Problem statement:
Where in the listing does the word "true" appear? Report each line that holds it.

Source records:
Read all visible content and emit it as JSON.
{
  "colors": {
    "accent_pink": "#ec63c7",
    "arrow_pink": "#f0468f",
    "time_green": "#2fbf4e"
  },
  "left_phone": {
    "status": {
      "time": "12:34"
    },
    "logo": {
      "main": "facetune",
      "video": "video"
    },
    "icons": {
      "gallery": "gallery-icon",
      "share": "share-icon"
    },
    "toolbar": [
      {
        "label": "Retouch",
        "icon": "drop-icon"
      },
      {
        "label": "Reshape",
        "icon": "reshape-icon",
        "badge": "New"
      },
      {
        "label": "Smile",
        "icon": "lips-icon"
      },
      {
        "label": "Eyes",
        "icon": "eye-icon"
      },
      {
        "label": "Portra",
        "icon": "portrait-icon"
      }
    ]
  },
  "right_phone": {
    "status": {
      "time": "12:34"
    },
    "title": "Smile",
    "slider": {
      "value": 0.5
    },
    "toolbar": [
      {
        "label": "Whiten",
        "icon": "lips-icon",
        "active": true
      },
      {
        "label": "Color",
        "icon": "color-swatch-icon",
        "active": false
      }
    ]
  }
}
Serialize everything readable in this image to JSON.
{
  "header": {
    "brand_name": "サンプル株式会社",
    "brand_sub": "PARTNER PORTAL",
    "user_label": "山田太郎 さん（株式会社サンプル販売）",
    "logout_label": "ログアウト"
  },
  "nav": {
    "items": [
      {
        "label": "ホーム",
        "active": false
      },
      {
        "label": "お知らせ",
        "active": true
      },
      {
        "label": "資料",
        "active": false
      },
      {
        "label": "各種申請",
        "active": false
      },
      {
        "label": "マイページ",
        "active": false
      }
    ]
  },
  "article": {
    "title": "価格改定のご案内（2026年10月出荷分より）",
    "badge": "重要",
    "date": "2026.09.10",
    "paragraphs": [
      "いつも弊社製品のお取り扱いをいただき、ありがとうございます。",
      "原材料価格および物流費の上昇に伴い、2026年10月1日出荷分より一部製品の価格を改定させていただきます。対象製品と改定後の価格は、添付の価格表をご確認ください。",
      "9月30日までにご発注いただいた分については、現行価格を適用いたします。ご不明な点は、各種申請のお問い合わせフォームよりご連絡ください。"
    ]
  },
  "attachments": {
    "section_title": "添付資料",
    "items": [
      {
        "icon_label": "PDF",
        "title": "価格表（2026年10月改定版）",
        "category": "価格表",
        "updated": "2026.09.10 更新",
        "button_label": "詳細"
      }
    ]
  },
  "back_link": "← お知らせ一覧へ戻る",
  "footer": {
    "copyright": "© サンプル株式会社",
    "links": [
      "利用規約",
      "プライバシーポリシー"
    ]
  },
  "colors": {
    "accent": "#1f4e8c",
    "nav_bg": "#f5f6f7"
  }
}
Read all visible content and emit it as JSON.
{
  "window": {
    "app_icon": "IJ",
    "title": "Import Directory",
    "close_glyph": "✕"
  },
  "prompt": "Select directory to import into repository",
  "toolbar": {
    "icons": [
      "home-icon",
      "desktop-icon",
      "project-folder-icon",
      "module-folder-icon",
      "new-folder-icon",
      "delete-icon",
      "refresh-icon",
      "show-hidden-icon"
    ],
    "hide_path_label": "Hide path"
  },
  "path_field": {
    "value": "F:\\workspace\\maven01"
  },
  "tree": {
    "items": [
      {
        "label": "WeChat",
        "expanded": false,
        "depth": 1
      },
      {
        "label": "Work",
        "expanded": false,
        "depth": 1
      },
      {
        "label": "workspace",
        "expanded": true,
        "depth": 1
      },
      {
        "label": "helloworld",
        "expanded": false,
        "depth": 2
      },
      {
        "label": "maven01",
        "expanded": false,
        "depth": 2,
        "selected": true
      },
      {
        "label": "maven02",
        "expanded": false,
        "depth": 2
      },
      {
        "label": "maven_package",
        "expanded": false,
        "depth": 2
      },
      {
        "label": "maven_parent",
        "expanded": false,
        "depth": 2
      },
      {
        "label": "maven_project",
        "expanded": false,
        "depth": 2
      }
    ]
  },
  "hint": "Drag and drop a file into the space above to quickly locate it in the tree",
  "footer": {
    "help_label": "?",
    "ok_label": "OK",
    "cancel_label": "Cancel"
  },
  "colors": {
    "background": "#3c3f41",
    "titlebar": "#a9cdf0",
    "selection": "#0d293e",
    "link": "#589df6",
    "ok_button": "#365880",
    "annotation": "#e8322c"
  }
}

Reply:
        "active": true
        "active": true
        "expanded": true,
        "selected": true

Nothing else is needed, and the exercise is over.